Lawson Hammock Gear Review

Hammocking has always intrigued me, and no more so than the Lawson Hammock. I had met with them at the 2015 Summer ORShow, but didn’t connect again to work together until UintasHike16, when they provided Josh (Raw Trails) and I hammocks to test out.

Lawson Hammock Gear Review

The immediate difference between a Lawson Hammock and others is that the Lawson has an integrated bug netting system and also features spreader bars, similar to what you might see on a backyard hammock. These bars make the Lawson keep its shape, making it  wider and more flat than other hammocks. Shock-corded poles keep the netting off one’s face, and a rainfly allows for foul-weather comfort.

The first night, I found a beautiful little grove of trees right besides a stream, a perfect place to spend the night with the white noise of the water rushing by.

Deployment of the hammock is simple – snap the spreader bars to gather to form the hammocks “floor,” then hang the rig between two trees, using tree straps and carabiners (not included). Insert the shock-corded poles into the sleeves, and use attached bungee cords to adjust tension as preferred.

The rainfly goes over the entire thing, attaching with hooks and bungee cords – we were expecting rain, so I attached the rainfly, leaving a corner exposed, then easily drew it down for full coverage when the rain started. No issues with leaks or condensation – this is a great set up.

The second night we lucked into an idyllic campsite next to a lake, making it an ideal opportunity to test out the Lawson as a ground tent. Set-up is similar to the hanging of the hammock, replacing the tree straps and carabiners with two tent stakes (not included).

After the quick and easy set up, I was sold on this as a ground tent. One caveat: since the floor is designed to sag a bit while hung as a hammock (which makes the netting airy and roomy), the lack of sag means that this tunnel tent has minimal headroom when set up as a tent.

I’m used to sleeping in a tunnel tent, so this was no problem for me, but people with space issues might feel confined. I did not need the rainfly the second night, so keeping the corner open allowed for a well-ventilated night’s sleep.

Lawson Hammock Gear Review

Cons: At over 4 pounds, this is not a lightweight shelter to carry – this is mitigated by its all-in-one design and availability for use as a tent. Even though this covers most of the bases in its design, the lack of tree straps, carabiners, and ground stakes in the kit seems a bit of an oversight.

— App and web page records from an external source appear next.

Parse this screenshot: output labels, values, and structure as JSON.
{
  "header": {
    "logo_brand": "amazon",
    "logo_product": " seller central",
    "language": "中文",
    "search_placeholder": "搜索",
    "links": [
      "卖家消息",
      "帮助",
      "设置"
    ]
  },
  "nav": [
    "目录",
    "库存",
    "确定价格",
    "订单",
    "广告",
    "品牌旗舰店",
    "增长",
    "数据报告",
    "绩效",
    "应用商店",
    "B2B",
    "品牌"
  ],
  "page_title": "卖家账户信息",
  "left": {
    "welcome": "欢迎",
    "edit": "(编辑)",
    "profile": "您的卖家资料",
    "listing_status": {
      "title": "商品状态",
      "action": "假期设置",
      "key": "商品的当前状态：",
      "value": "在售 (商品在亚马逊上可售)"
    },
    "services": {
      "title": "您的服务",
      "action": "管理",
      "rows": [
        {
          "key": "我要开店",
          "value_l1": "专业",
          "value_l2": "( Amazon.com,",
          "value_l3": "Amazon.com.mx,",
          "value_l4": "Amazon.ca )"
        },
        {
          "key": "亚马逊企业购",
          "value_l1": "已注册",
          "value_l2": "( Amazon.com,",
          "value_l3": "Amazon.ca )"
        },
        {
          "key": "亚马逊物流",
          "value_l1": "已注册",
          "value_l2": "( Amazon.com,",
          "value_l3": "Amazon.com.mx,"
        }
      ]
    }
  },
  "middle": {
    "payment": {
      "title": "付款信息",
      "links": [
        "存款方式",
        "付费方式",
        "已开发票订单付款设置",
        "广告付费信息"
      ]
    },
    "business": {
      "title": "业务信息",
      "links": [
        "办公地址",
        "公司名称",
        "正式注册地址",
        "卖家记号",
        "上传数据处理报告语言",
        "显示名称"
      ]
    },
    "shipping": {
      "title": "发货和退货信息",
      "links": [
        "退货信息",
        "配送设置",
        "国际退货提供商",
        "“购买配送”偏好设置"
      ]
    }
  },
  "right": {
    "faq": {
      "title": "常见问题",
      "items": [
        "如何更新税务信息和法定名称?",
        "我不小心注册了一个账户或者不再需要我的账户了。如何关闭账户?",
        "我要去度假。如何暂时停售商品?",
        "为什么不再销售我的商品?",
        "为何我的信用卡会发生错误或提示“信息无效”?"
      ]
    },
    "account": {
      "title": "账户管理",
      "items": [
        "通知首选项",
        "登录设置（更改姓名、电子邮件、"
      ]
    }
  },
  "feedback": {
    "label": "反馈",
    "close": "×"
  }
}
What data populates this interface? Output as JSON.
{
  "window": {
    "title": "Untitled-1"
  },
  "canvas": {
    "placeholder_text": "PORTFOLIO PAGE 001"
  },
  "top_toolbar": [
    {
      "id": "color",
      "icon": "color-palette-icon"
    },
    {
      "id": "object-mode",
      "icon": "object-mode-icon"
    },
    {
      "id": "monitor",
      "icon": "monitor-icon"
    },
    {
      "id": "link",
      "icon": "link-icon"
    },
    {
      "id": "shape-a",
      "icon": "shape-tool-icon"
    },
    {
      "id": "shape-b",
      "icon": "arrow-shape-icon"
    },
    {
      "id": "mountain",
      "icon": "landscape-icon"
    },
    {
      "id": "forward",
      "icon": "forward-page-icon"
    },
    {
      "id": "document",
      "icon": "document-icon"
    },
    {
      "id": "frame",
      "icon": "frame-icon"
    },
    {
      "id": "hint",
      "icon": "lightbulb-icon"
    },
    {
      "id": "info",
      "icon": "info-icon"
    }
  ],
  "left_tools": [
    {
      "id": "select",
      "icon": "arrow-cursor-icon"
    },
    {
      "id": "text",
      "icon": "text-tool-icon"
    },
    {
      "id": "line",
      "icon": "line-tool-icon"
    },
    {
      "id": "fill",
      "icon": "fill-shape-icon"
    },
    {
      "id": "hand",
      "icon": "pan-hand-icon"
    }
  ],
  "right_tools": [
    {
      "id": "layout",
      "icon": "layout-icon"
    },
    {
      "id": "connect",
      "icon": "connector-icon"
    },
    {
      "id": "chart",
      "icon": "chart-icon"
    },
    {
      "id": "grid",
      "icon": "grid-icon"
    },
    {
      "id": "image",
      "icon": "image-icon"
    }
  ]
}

Overall impressions: I really thought the design, ease of set-up, and subsequent performance were top-notch. If you think that you want to try hammock camping, this is a great product to start with, as it allows for comfortable entry into that world, while also giving one the option to use as a tent. At $170 MSRP, this is fairly priced for essentially 2 pieces of gear, a hammock and a tent.

*This product was provided for editorial purposes – all opinions are my own.

More UintasHike16 gear reviews:

Also read about the Serac Sequoia and ENO Doublenest.

7 thoughts on “Lawson Hammock Gear Review

  1. Looks like it will be a sweat lodge when rain forces you to close it up. Any design features I am missing that would make it not so?

    1. Andrew, not sure if it’s part if the intended design (though I would guess it is), but if you look at the first image, you can see that the ends are mesh and the spreader bars are connected to the carabiner via multiple ropes. While the rain hits the fly and rolls off, air can come in under the hammock, through the ropes and the mesh, and into the enclosed space. Our first night we had serious rain and I had no issues with overheating or condensation, so clearly something in the design works.

Leave a Reply

This site uses Akismet to reduce spam. Learn how your comment data is processed.